South Africa’s economy is facing crisis risks (Part 1)

The State Treasury maintained government spending to support the economy after the financial crisis and then stabilized debt levels with fiscal consolidation policies, but they did not work.

The website qz.com recently published an analysis by Professor Seán Mfundza Muller, senior lecturer in economics and senior researcher at the Center for Public Economic and Environmental Research (PEERC) at the University of Johannesburg ( South Africa) about the serious difficulties facing the South African economy. The article has the following content.

South Africa’s public finances are in jeopardy with four main reasons. Firstly, economic growth is low or almost zero. Second, tax revenue continues to be lower than expected.
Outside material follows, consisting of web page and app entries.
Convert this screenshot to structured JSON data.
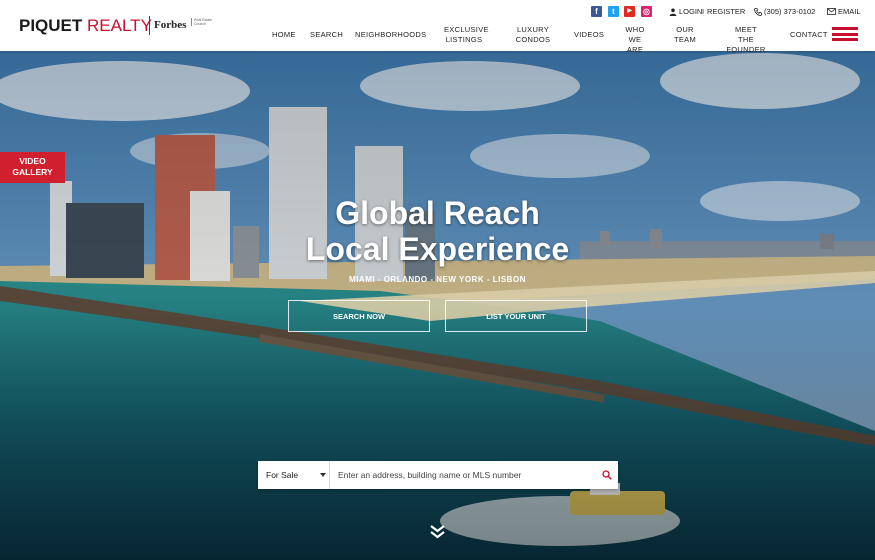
{
  "brand": {
    "name_part1": "PIQUET",
    "name_part2": "REALTY",
    "partner": "Forbes",
    "partner_sub": "Real Estate Council"
  },
  "topbar": {
    "social": [
      {
        "name": "facebook",
        "glyph": "f",
        "color": "#3b5998"
      },
      {
        "name": "twitter",
        "glyph": "t",
        "color": "#1da1f2"
      },
      {
        "name": "youtube",
        "glyph": "▶",
        "color": "#e02a20"
      },
      {
        "name": "instagram",
        "glyph": "◎",
        "color": "#d6246e"
      }
    ],
    "login": "LOGIN",
    "separator": "I",
    "register": "REGISTER",
    "phone": "(305) 373-0102",
    "email": "EMAIL"
  },
  "nav": {
    "home": "HOME",
    "search": "SEARCH",
    "neighborhoods": "NEIGHBORHOODS",
    "exclusive_1": "EXCLUSIVE",
    "exclusive_2": "LISTINGS",
    "luxury_1": "LUXURY",
    "luxury_2": "CONDOS",
    "videos": "VIDEOS",
    "who_1": "WHO WE",
    "who_2": "ARE",
    "team_1": "OUR",
    "team_2": "TEAM",
    "founder_1": "MEET THE",
    "founder_2": "FOUNDER",
    "contact": "CONTACT"
  },
  "hero": {
    "video_tab_1": "VIDEO",
    "video_tab_2": "GALLERY",
    "headline_1": "Global Reach",
    "headline_2": "Local Experience",
    "cities": "MIAMI - ORLANDO - NEW YORK - LISBON",
    "search_now": "SEARCH NOW",
    "list_unit": "LIST YOUR UNIT"
  },
  "search": {
    "type_value": "For Sale",
    "placeholder": "Enter an address, building name or MLS number"
  },
  "colors": {
    "accent": "#c8102e"
  }
}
Third, public debt / GDP increased rapidly and is currently at its highest level in the post-apartheid period (1994). Fourth, the ineffective operation of state-owned enterprises has led to the government needing large-scale bailout.

Since the submission of the fiscal year 2019/2020 in February 2019, the economic and financial situation has become worse. If Moody’s international credit rating downgrades South Africa’s investment credit (the other two firms, Fitch and S&P, have rated South Africa’s investment as undeserved – the “junk”) will lead to disbursement of investment capital and exacerbating the problem. In fact, South Africa is lucky because this has not happened.

The current public financial situation in South Africa is the result of many different factors in the three overlapping periods. The first is the period after the 2008 global financial crisis. The second is the second term in office of President Jacob Zuma. Phase 3 is the period since President Cyril Ramaphosa came to power in February 2018. A thorough review of these stages will result in conflict with popular statements in the current political context.

Some argue that South Africa’s current troubles start with the former President Zuma’s reign, but this attribution is incorrect. In public finance, the first shock on the South African economy was the global financial crisis.

Others assess former President Zuma not responsible for poor public financial performance and economy, but this is also not true. In fact, during the time of President Zuma, South Africa’s economic performance was able to recover much higher than it actually was. In addition, government revenue seems to have been negatively affected by the institutional instability of the South African Tax Authority.

Finally, the decline of economic indicators (growth and employment), combined with the inefficiency of budget revenue and public finance, posed a great challenge for President Ramaphosa. That simple fact seems unbelievable.